(Web page and app entries)
---------------

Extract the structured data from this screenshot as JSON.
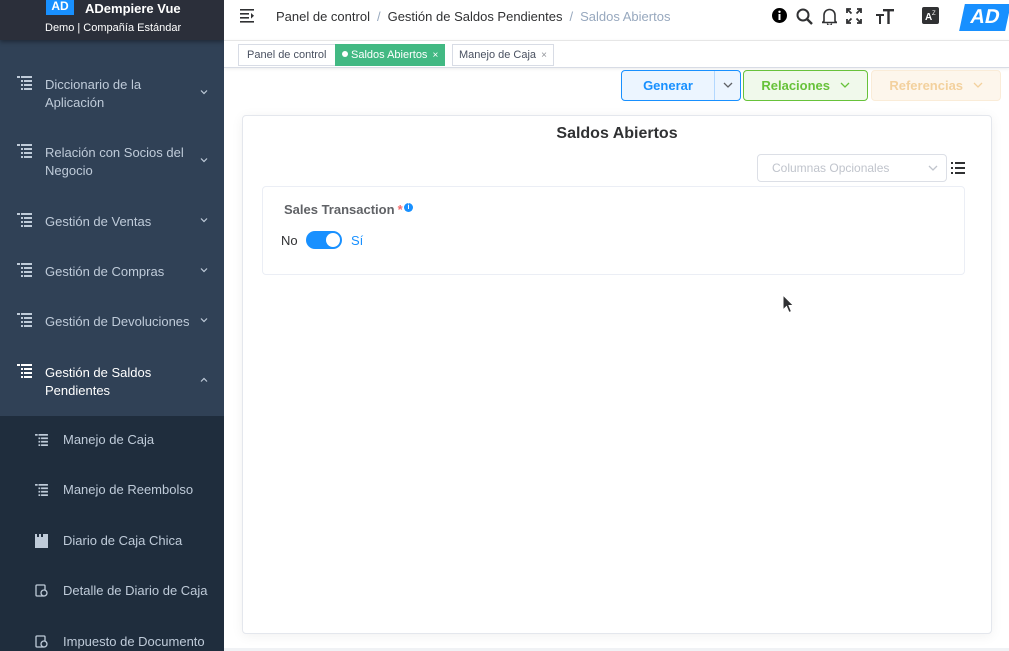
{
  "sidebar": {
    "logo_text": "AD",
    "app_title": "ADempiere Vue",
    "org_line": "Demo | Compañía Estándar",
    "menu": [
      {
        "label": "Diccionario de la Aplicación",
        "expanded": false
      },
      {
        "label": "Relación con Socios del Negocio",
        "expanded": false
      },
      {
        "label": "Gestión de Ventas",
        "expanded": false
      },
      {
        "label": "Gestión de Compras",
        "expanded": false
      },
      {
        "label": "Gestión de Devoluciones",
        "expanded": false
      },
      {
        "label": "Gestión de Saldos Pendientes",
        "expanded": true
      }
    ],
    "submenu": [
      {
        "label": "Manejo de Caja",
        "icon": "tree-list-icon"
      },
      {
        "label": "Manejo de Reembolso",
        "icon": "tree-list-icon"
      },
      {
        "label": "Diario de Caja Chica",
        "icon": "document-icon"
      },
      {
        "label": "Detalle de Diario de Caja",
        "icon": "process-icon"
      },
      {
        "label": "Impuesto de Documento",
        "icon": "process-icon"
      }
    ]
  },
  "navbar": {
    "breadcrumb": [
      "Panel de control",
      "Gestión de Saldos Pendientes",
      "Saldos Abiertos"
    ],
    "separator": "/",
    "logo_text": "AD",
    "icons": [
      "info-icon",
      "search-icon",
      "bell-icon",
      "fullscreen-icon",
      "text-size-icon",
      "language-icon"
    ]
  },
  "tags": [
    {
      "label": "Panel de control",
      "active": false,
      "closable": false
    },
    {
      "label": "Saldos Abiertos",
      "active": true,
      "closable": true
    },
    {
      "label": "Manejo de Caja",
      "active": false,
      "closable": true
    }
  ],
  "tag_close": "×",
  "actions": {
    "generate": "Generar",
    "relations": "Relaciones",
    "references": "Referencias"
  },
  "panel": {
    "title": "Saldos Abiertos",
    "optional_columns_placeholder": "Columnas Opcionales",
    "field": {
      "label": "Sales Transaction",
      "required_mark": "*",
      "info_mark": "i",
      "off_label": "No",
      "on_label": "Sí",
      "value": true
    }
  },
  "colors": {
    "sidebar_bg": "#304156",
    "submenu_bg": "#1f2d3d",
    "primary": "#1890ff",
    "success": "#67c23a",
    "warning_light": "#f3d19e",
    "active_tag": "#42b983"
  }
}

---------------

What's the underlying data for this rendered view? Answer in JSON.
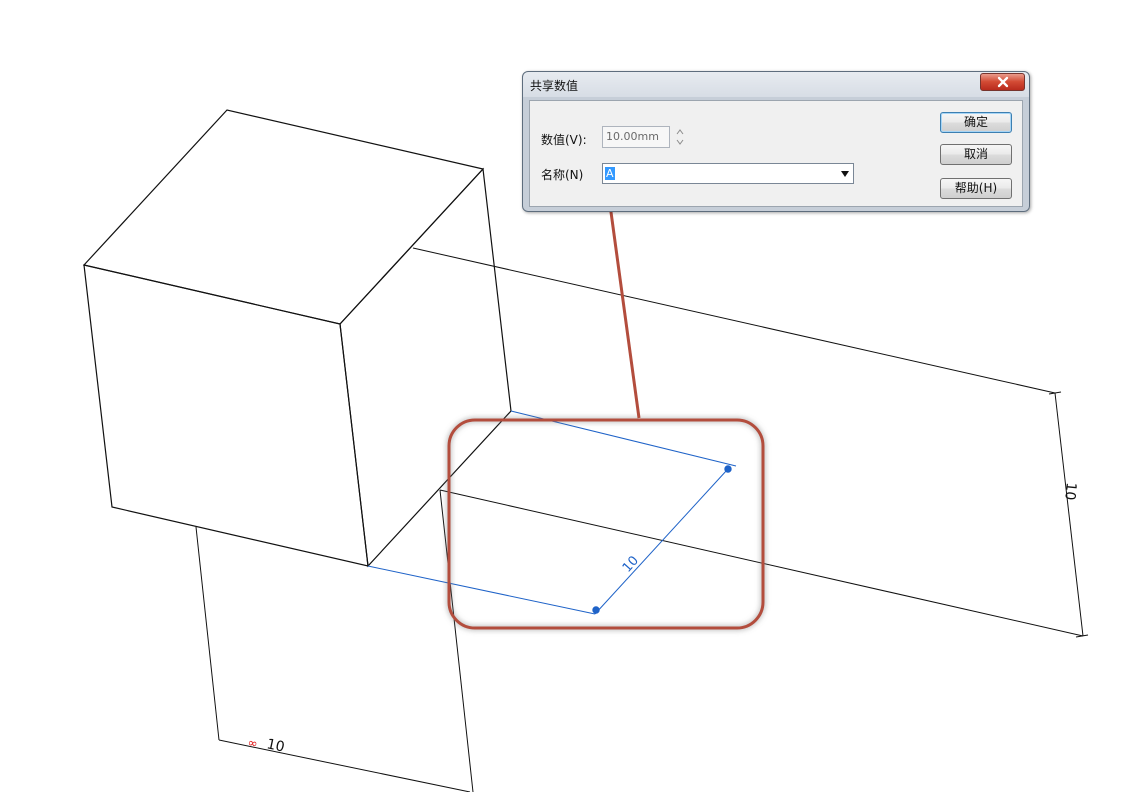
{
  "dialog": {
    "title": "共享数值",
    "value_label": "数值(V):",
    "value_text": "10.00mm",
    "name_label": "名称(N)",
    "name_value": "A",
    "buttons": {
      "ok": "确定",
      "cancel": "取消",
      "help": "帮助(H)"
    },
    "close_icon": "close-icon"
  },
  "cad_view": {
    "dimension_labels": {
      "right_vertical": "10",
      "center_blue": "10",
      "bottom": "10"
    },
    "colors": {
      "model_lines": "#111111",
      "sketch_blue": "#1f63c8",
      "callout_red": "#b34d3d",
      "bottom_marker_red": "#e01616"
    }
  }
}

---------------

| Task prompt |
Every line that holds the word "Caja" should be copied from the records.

| Response below |
        "label": "Manejo de Caja",
        "label": "Diario de Caja Chica",
        "label": "Detalle de Diario de Caja",
      "label": "Manejo de Caja",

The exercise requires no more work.